It’s essential to make sure that she is truly suitable for breeding. American Bullies have an extensive list of faults and disqualifications, and you want to make sure that she has as few as possible.
These include an underbite, bowed legs, and an improper gate.
While your female may look perfectly healthy and move well, it’s not always a perfect indication of her genetic potential. When breeding any dog, but especially larger and more heavyset dogs such as the American Bully, it’s essential to perform health checks on their joints.
A dog can have very minor hip dysplasia that will never be outwardly visible in their lifetime but can easily be passed down to their puppies in a more severe form.
The standard health tests that should be performed before breeding include having your female’s hips and elbows x-rayed. That’s especially important in American Bullies and having them checked for eye and heart issues. In some cases, you may also want to have genetic testing done.
It’s done through a simple blood test or cheek swab and will tell you if your dog carries any serious genetic traits that would render them unsuitable for breeding.

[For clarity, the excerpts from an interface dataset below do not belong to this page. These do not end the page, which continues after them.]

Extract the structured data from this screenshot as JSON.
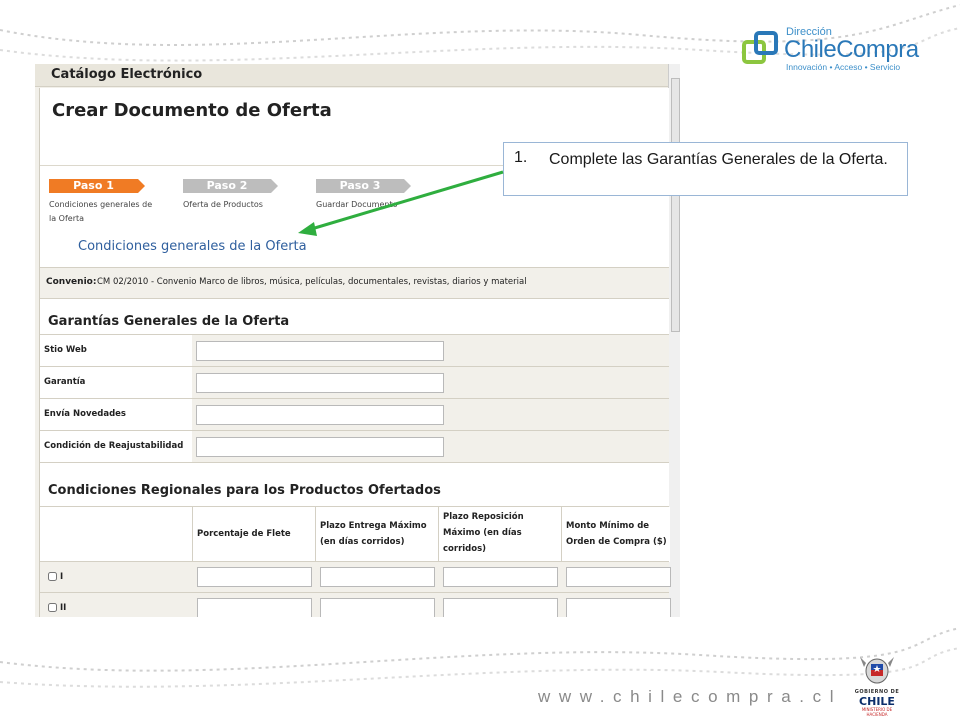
{
  "logo": {
    "small": "Dirección",
    "big": "ChileCompra",
    "tagline": "Innovación • Acceso • Servicio"
  },
  "app": {
    "section_title": "Catálogo Electrónico",
    "page_title": "Crear Documento de Oferta"
  },
  "steps": [
    {
      "label": "Paso 1",
      "desc": "Condiciones generales de la Oferta",
      "state": "active"
    },
    {
      "label": "Paso 2",
      "desc": "Oferta de Productos",
      "state": "inactive"
    },
    {
      "label": "Paso 3",
      "desc": "Guardar Documento",
      "state": "inactive"
    }
  ],
  "section_link": "Condiciones generales de la Oferta",
  "convenio": {
    "label": "Convenio:",
    "value": "CM 02/2010 - Convenio Marco de libros, música, películas, documentales, revistas, diarios y material"
  },
  "garantias": {
    "title": "Garantías Generales de la Oferta",
    "fields": [
      {
        "label": "Stio Web",
        "value": ""
      },
      {
        "label": "Garantía",
        "value": ""
      },
      {
        "label": "Envía Novedades",
        "value": ""
      },
      {
        "label": "Condición de Reajustabilidad",
        "value": ""
      }
    ]
  },
  "regionales": {
    "title": "Condiciones Regionales para los Productos Ofertados",
    "headers": [
      "Porcentaje de Flete",
      "Plazo Entrega Máximo (en días corridos)",
      "Plazo Reposición Máximo (en días corridos)",
      "Monto Mínimo de Orden de Compra ($)"
    ],
    "rows": [
      {
        "name": "I",
        "checked": false
      },
      {
        "name": "II",
        "checked": false
      }
    ]
  },
  "callout": {
    "number": "1.",
    "text": "Complete las Garantías Generales de la Oferta."
  },
  "footer": {
    "url": "www.chilecompra.cl",
    "gob_line1": "GOBIERNO DE",
    "gob_line2": "CHILE",
    "gob_line3": "MINISTERIO DE HACIENDA"
  },
  "colors": {
    "accent_orange": "#f07b24",
    "link_blue": "#2f5f9e",
    "arrow_green": "#2fae3f",
    "brand_blue": "#2a78b8",
    "brand_green": "#8cc63f"
  }
}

While these tests may be expensive, remember what I said earlier, dog breeding isn’t a lucrative business. Unless you become a world-renowned breeder, you won’t get rich off of this business. The hope is that you’ll make enough to support your dogs and maybe a little bit extra to take an extra vacation or something like that.
In the end, these tests will save you money by keeping you from having to fulfill health guarantees.
When most breeders sell their puppies, they sell them with a lifetime health guarantee for genetic conditions and a one-year health guarantee for other illnesses. If your breeder doesn’t offer this, you should probably consider a different breeder.
If you do the appropriate testing before breeding your dogs, you should have no issues providing this guarantee as very few or none of the puppies you produce should have these problems.
If you don’t perform the appropriate testing, these guarantees can quickly drain your bank account by either having to pay for procedures to help improve the dog’s quality of life or take the puppy back and care for it until you can find another home.
American bullies can cost a lot to feed, especially if you have several, and even more for big size XL bullies like mine. They also tend to be sensitive when it comes to food and often require hypoallergenic kibbles.
Some breeders exclusively feed raw. Food costs for this breed is one of the reasons why they cost so much. Be prepared to invest a good amount into dog food.
Breeding American Bullies can be an incredibly fulfilling experience if you’re doing it for the right reasons and not expecting to get much out of it financially, especially at first.
Remember that you shouldn’t do this alone, find a mentor and stick with them as they’ll be one of your most valuable resources during your first years of breeding.
Out of all of these tips, here are the most important:
- Find a mentor and stick with them.
- Start with good stock.
- Start small.
- Start saving money.
I created this blog to share my passion for bullies, and help current and future pitbull owners with things like diet and education.
Hope you find it useful, don’t hesitate to drop a comment on my articles!